The overall conclusion of the report is that: "Modern day whaling activities give rise to serious animal welfare concerns. A number of factors inherent in current whaling practices render it unlikely that truly humane standards could ever be achieved. On grounds of animal welfare alone, therefore, all whaling operations should be halted".
Amongst the many natural history documentary series he has presented, perhaps it was his Blue Planet II series, broadcast in 2017, that revealed the shocking state of the oceans and inspired many millions of people to think more about plastic waste.
Some viewers reactions.
There is No Need, or Justification, to Continue Whaling
Unlike former times, whales are not needed for food, whale products or anything else. In the 21st century, whaling is needless and inhumane. All whaling activities operate at a loss and are heavily subsidised.
The whaling industry is constantly looking for new ideas, new markets and applications for whale products to keep their industry afloat. Due to human activities, whale meat and whale products have become toxic causing human health issues.
In the words of Sir David Attenborough, "There is nothing in the body of a whale, which is of use to us, for which we cannot find equivalents elsewhere".
The whalers say that it is a part of their culture. Today, most civilised nations have past periods in their culture of which they are ashamed and would prefer to forget.
The whalers say that whales compete with man for fish. The scientific evidence shows whales help to sustain healthy fisheries and increase fish stocks.
The UK has a significant fishing industry that employs 24,000 people and contributes £1.4 billion to the UK economy. The UK does not consider whales as a competitor to its fish stocks. On he contrary, the UK is absolutely opposed to whaling. In response
to our enquiries, the UK Minister of State for Agriculture, Fisheries and Food has confirmed and recognises "the wider ecosystem benefits of whales, including the important role they play in ensuring healthy fish stocks and in sequestering carbon from the atmosphere. Scientific research in these areas continues to reveal how important whales are to our planet".

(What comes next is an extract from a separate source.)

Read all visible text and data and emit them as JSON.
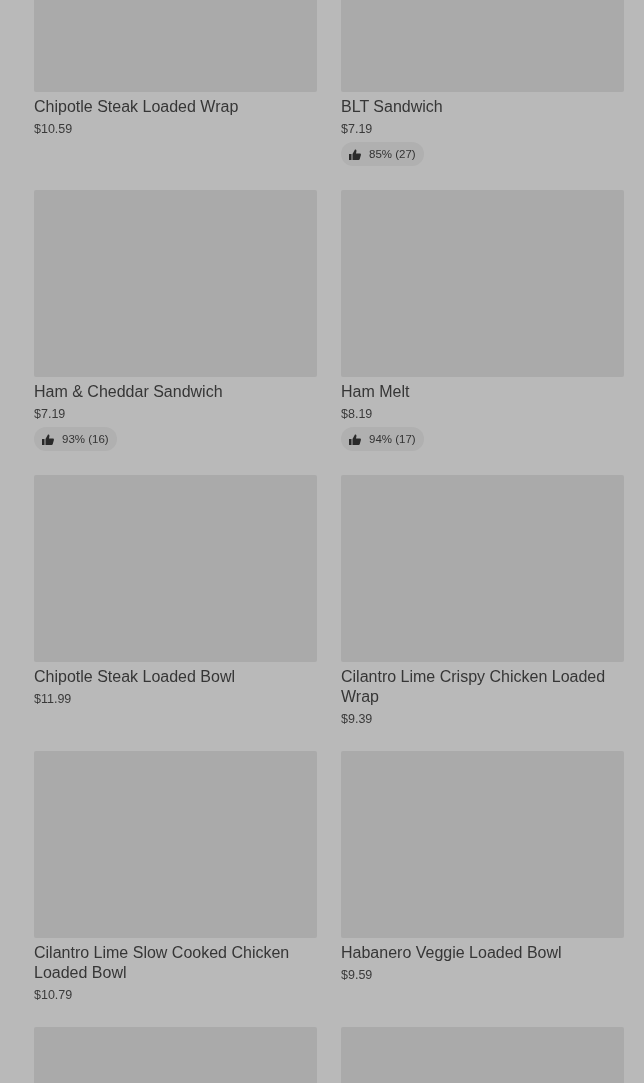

Throughout Europe, whales, dolphins and porpoises are legally protected, especially in the UK where it is illegal to kill or injure a cetacean intentionally or to recklessly disturb a cetacean.
European Union Opposition to Whaling
Amongst many other nations, the European Union is strongly opposed to whaling and the hunting of cetaceans, as evidenced by the following European Commission press releases:
Whaling Is Not Sustainable
The whalers argue that they only carry out sustainable whaling. That means: killing whales at a rate without causing a species population decline.
Today, there is no such thing as sustainable whaling. "Right now, we are facing a man-made disaster of global scale." We have 10 years to save the seas or life on Earth will become impossible.
Whaling is not sustainable. Sustainability is the capacity to endure. Today, both whales and the oceans are in crisis and have little further capacity to endure. Whaling contributes to the destruction of ocean ecosystems and healthy fish stocks. Whaling contributes to climate change and diminishes the air that we breath. Whaling completely ignores the vital contributions that whales make to
the environment and man. These contributions were recognised by International Whaling Commission in 2016. Yet still, The International Whaling Commission lacks the teeth to enforce its own regulations.
The hunting and killing of whales is detrimental to all sea life. It has a direct impact on each of us and hampers our efforts to rehabilitate the Earth's environment and restore the climate. Our home page explains the remarkable contributions of whales to the whole planet and mankind - which the illegal whalers Japan,
Norway and Iceland choose to disregard.